* What is needed *
Write down each of the records again, exactly and in full.

* Given entries *
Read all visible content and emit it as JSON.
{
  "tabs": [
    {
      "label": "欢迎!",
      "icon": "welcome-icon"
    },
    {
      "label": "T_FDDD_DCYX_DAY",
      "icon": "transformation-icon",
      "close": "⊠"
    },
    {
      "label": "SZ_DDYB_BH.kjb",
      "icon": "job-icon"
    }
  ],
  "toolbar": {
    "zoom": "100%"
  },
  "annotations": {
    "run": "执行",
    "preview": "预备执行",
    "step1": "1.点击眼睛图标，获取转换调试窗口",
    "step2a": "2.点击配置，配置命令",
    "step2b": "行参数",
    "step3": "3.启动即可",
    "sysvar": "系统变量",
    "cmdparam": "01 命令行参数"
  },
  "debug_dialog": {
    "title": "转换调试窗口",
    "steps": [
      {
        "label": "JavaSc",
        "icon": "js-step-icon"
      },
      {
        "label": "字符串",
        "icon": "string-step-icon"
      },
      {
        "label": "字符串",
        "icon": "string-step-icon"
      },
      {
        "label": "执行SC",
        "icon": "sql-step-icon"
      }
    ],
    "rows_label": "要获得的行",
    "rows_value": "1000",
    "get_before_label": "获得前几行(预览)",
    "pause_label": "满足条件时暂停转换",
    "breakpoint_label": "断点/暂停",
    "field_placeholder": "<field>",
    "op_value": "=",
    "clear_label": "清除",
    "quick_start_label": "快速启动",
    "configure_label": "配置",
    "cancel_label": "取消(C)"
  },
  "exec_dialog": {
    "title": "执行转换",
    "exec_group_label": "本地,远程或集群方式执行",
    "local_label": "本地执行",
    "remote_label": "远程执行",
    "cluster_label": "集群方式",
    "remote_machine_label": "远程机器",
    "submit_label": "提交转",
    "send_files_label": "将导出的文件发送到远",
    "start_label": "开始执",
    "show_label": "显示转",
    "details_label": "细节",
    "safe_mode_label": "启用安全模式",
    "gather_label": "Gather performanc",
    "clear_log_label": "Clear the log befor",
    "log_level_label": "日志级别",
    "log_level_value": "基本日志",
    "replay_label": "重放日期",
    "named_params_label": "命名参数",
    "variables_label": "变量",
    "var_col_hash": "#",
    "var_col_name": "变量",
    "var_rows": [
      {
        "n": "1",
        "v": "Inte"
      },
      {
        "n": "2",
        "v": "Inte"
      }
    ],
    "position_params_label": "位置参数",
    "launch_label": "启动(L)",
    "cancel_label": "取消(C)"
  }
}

* Your response *
Read all visible content and emit it as JSON.
{
  "tabs": [
    {
      "label": "欢迎!",
      "icon": "welcome-icon"
    },
    {
      "label": "T_FDDD_DCYX_DAY",
      "icon": "transformation-icon",
      "close": "⊠"
    },
    {
      "label": "SZ_DDYB_BH.kjb",
      "icon": "job-icon"
    }
  ],
  "toolbar": {
    "zoom": "100%"
  },
  "annotations": {
    "run": "执行",
    "preview": "预备执行",
    "step1": "1.点击眼睛图标，获取转换调试窗口",
    "step2a": "2.点击配置，配置命令",
    "step2b": "行参数",
    "step3": "3.启动即可",
    "sysvar": "系统变量",
    "cmdparam": "01 命令行参数"
  },
  "debug_dialog": {
    "title": "转换调试窗口",
    "steps": [
      {
        "label": "JavaSc",
        "icon": "js-step-icon"
      },
      {
        "label": "字符串",
        "icon": "string-step-icon"
      },
      {
        "label": "字符串",
        "icon": "string-step-icon"
      },
      {
        "label": "执行SC",
        "icon": "sql-step-icon"
      }
    ],
    "rows_label": "要获得的行",
    "rows_value": "1000",
    "get_before_label": "获得前几行(预览)",
    "pause_label": "满足条件时暂停转换",
    "breakpoint_label": "断点/暂停",
    "field_placeholder": "<field>",
    "op_value": "=",
    "clear_label": "清除",
    "quick_start_label": "快速启动",
    "configure_label": "配置",
    "cancel_label": "取消(C)"
  },
  "exec_dialog": {
    "title": "执行转换",
    "exec_group_label": "本地,远程或集群方式执行",
    "local_label": "本地执行",
    "remote_label": "远程执行",
    "cluster_label": "集群方式",
    "remote_machine_label": "远程机器",
    "submit_label": "提交转",
    "send_files_label": "将导出的文件发送到远",
    "start_label": "开始执",
    "show_label": "显示转",
    "details_label": "细节",
    "safe_mode_label": "启用安全模式",
    "gather_label": "Gather performanc",
    "clear_log_label": "Clear the log befor",
    "log_level_label": "日志级别",
    "log_level_value": "基本日志",
    "replay_label": "重放日期",
    "named_params_label": "命名参数",
    "variables_label": "变量",
    "var_col_hash": "#",
    "var_col_name": "变量",
    "var_rows": [
      {
        "n": "1",
        "v": "Inte"
      },
      {
        "n": "2",
        "v": "Inte"
      }
    ],
    "position_params_label": "位置参数",
    "launch_label": "启动(L)",
    "cancel_label": "取消(C)"
  }
}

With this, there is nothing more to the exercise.